    Potkin Wins European Championship on Tiebreak

    Entering the last round, three players were tied for first: Vladimir Potkin, who by virtue of leading from start to finish was bound to have the best tiebreaks; Judit Polgar, whose late run had put her into contention, and sometime Anand second Radoslaw Wojtaszek. The top final round pairings were Potkin-Polgar, which was drawn before the popcorn could be popped, and Wojtaszek-Svidler, which took a while longer but still managed to be dead drawn when they called it a day after 21 moves.

    Short draws were the order of the day, as almost all of those in or near the lead were more interested in qualifying for the World Cup than risking a bigger paycheck. As it turned out, only one player - Alexander Moiseenko - managed to join the leading troika, which he did by virtue of his win over Luke McShane. That gave him a bigger check, but not a medal, as the top three, in tiebreak order, were Potkin, Wojtaszek, and Polgar.

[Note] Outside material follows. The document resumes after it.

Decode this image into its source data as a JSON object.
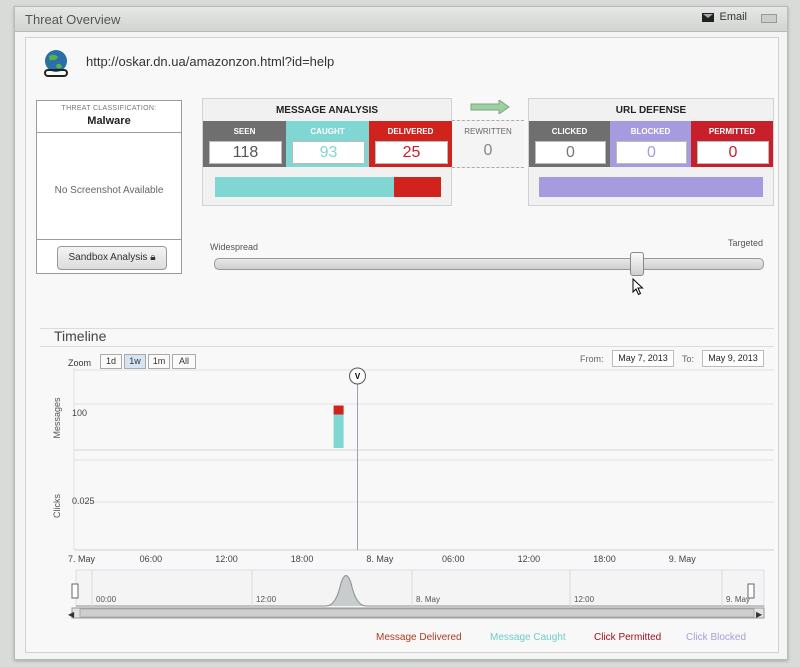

    They finished with 8.5 points, and 11 more players finished with 8. (Vallejo Pons, Ragger, Feller, Svidler, R. Mamedov, Vitiugov, Zhigalko, Jakovenko, Korobov, Inarkiev and Postny.) All of these players qualified for the World Cup, as did the top eleven (of 29) players with 7.5: Azarov, Khairullin, Kobalia, Guliyev, Zherebukh, Riazantsev, Iordachescu, Lupulescu, McShane, Fridman and Motylev. (Yes, that adds up to 26 and only 23 qualifying spots were available. The solution to the mystery is that Potkin, Svidler and R. Mamedov had already qualified for the World Cup!)

    Event site here, final standings here.